Over the 50 years an investor in the S&P 500 who reinvested dividends (and did not pay brokerage or other fees) would have earned 9.8 percent a year before taxes. On a $330 investment, that would amount to almost $35,000. A “Fantasticks” investor who simply cashed every check and put the money in a mattress would now have $80,000, a return of 11.6 percent a year. But if you assume that the money paid out $1,600 a year over 50 years, and that the investor did not spend the cash, but instead invested it in Treasury bills, the safest investment around, that backer would now have about $422,000, a return of 15.4 percent a year.That's 50 years ago. The show opened May 3, 1960. Brought back memories. Here's a clip of the overture and "Try to Remember," the signature song, from a production by the Bard Musical Theater Co. at Bard College in New York state:
More details, from the Times' story by Patrick Healy:
The tale of young lovers torn apart by warring families, perhaps most identified with the bittersweet song “Try to Remember,” “The Fantasticks” opened on May 3, 1960, and ran for a record-setting 17,162 performances before closing in 2002. With music by Harvey Schmidt and a book and lyrics by Tom Jones, the show remains the longest-running musical in the world; the New York production of “Phantom” is not quite half its age.
Many of the original investors in the show were not experienced theater hands but rather friends and neighbors of some of the artists and executives involved in the show. (Neither Mr. Farber, the lawyer [interviewed in the story], nor the show’s accountants could say precisely how many of the show’s 52 original investors are still alive.)
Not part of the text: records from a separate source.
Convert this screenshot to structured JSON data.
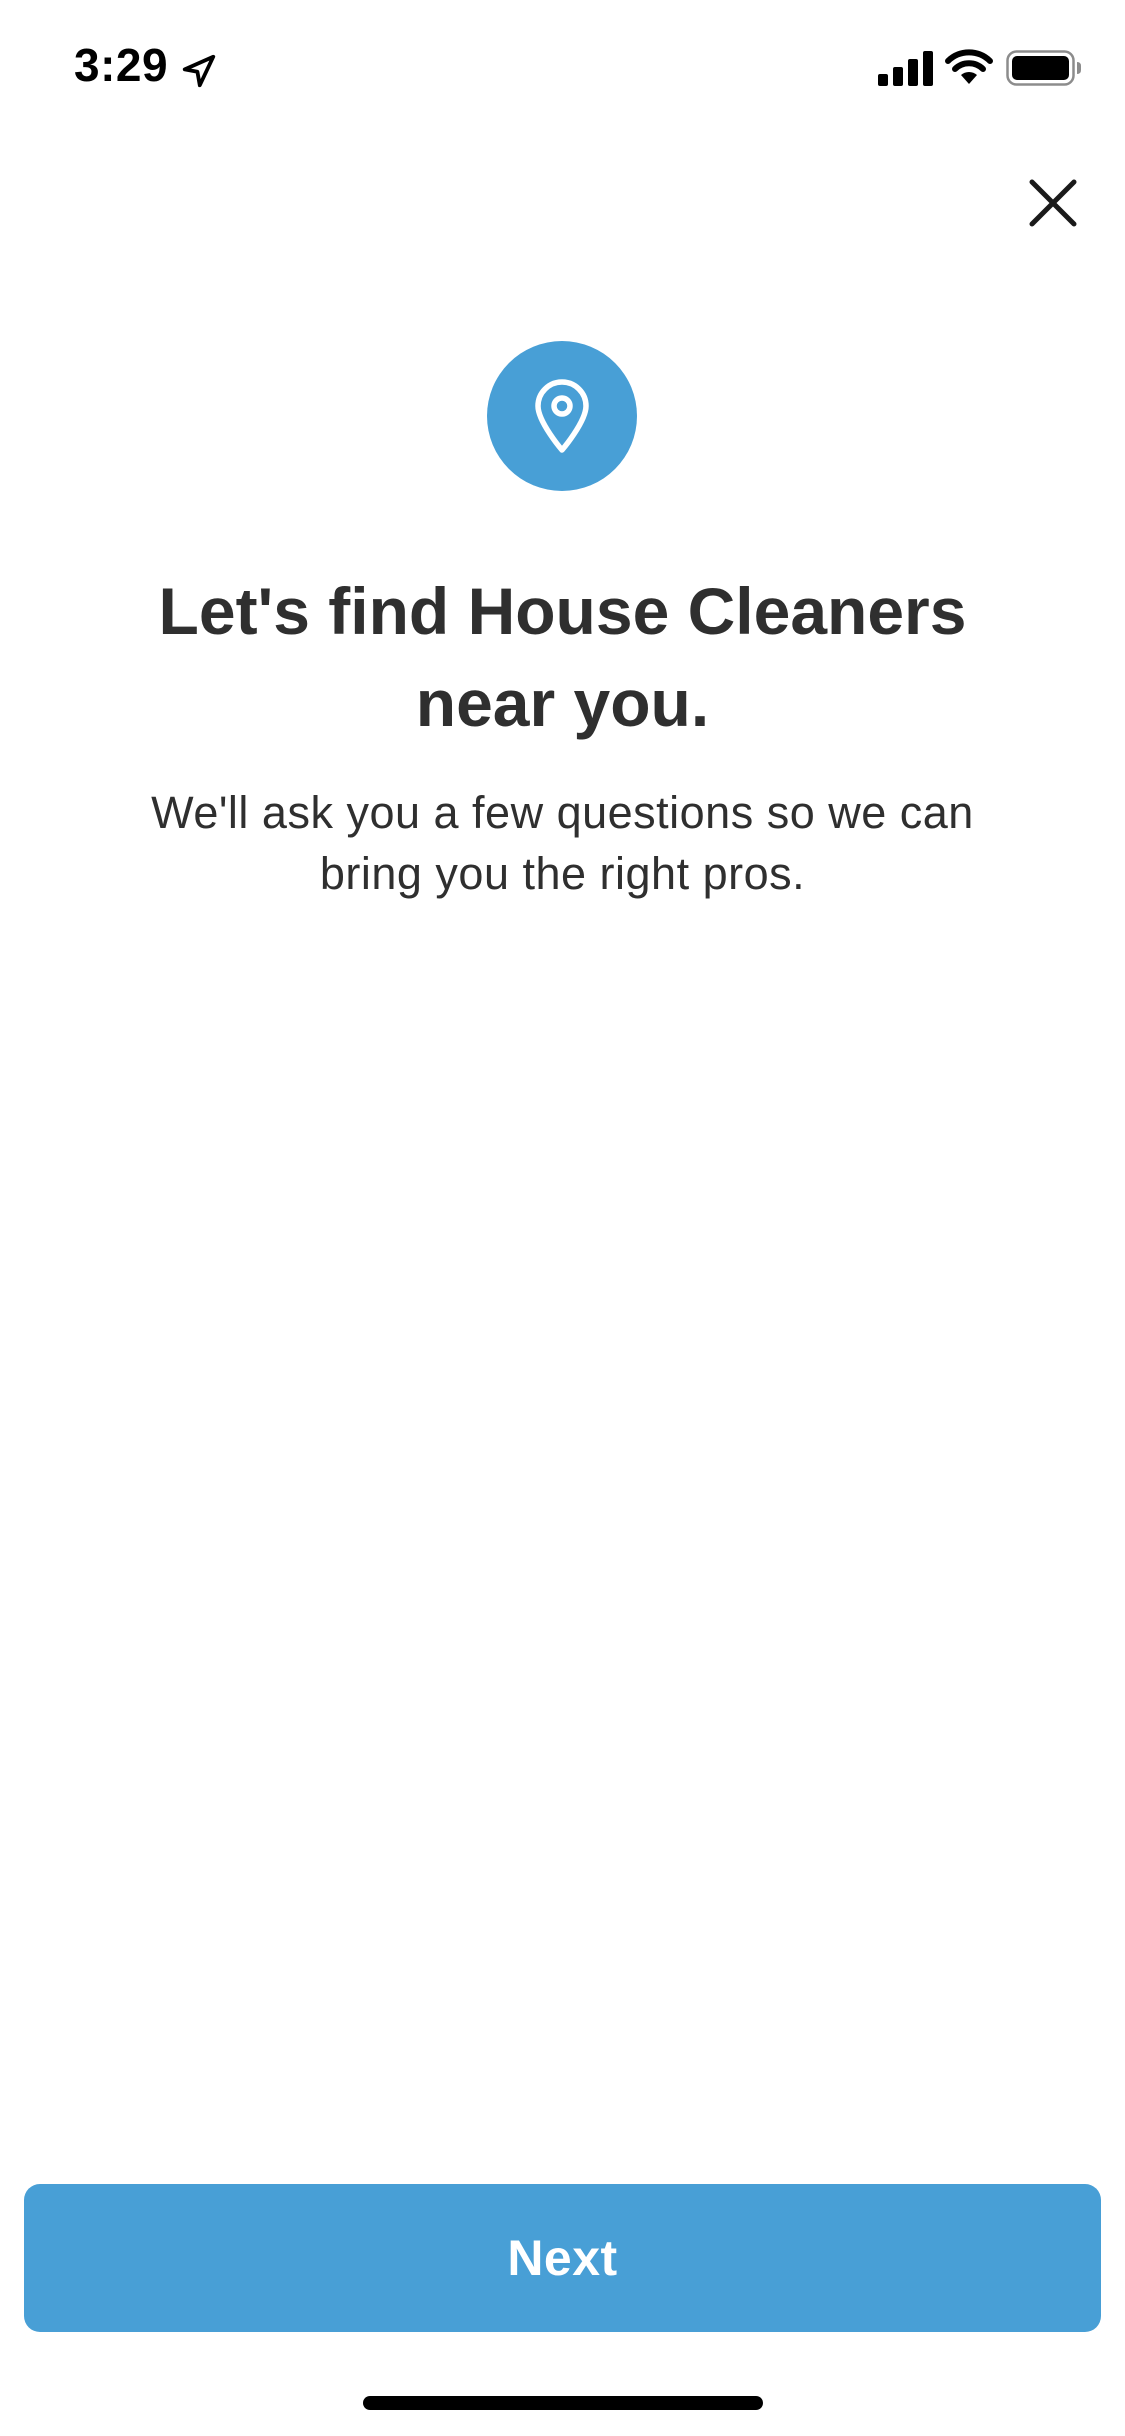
{
  "status_bar": {
    "time": "3:29"
  },
  "header": {
    "close_icon": "close-icon"
  },
  "hero": {
    "icon": "location-pin-icon",
    "icon_bg_color": "#489fd6",
    "headline": "Let's find House Cleaners near you.",
    "subtext": "We'll ask you a few questions so we can bring you the right pros."
  },
  "footer": {
    "next_label": "Next",
    "button_color": "#489fd6"
  }
}
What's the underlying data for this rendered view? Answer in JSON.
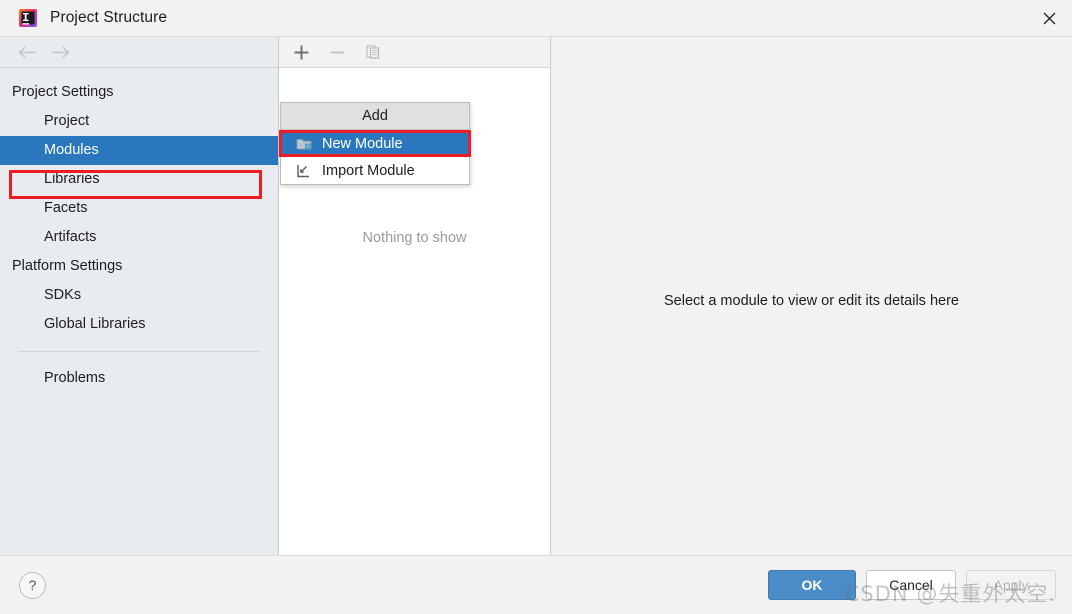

It was a struggle for those “Fantasticks” executives to recruit investors for the no-name show. They held several “backer’s auditions” in New York City and on Long Island (including at the Farbers’ former home in Merrick) to raise money for the show’s $16,500 budget. A typical Off Broadway musical today, by contrast, costs more than $1 million to mount.